Recorded data:

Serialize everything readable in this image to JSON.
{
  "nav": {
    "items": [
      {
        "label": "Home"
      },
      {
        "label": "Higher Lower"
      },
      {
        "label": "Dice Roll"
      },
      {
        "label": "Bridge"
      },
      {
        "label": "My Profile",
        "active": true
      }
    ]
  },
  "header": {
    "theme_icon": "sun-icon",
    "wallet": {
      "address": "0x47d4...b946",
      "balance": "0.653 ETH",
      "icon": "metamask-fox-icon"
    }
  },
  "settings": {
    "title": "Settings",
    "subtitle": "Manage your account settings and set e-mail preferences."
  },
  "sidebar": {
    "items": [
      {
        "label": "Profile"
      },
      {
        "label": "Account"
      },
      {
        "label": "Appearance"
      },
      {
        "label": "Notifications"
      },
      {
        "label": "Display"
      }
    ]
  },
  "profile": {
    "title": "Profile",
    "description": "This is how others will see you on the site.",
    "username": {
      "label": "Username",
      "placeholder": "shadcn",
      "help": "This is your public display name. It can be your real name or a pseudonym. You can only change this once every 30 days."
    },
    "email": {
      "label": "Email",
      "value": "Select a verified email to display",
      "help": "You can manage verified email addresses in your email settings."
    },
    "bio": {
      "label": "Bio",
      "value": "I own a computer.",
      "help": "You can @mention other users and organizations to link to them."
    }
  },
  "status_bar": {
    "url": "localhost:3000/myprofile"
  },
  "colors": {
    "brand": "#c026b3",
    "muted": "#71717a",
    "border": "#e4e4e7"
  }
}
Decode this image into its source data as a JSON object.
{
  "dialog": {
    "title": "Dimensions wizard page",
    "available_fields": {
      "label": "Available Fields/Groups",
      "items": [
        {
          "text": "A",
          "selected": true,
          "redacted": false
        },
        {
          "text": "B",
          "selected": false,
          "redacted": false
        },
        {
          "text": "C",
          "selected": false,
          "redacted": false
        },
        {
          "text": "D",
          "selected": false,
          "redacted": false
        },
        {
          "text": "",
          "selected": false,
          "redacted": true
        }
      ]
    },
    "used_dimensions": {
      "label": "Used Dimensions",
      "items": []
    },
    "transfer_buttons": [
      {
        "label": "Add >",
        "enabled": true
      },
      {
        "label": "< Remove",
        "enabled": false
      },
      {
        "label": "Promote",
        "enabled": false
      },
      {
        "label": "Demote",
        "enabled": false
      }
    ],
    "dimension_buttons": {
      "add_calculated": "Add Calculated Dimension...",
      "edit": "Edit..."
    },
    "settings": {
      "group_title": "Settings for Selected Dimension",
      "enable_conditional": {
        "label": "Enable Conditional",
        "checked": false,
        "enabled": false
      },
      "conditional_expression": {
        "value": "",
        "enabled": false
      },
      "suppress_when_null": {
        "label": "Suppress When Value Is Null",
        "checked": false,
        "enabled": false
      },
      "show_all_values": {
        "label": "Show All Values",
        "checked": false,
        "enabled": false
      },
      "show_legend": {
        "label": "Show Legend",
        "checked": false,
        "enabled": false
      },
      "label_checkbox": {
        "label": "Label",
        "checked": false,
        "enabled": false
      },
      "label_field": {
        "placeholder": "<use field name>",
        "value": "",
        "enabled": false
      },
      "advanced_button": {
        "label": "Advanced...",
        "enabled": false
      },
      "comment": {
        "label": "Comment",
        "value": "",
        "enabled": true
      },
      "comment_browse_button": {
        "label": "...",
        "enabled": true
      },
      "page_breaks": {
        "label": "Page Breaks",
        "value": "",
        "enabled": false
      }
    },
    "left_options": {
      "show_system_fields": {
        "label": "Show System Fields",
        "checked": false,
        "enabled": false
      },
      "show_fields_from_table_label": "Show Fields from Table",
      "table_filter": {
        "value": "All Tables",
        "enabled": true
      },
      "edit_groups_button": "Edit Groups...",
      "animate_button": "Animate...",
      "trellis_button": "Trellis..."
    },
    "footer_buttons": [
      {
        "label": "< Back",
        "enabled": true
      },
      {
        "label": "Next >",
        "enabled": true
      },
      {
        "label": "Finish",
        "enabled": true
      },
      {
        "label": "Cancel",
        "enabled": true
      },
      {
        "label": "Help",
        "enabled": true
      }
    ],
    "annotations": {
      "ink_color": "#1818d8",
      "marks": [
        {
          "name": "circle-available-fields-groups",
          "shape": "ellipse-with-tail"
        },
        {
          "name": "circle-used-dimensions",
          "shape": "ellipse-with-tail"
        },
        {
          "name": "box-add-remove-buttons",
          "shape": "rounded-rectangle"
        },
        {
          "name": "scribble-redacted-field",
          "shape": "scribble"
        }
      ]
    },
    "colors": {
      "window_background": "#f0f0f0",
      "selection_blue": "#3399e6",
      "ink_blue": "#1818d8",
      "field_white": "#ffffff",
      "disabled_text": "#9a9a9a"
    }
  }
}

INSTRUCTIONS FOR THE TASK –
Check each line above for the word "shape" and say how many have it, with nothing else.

REPLY –
4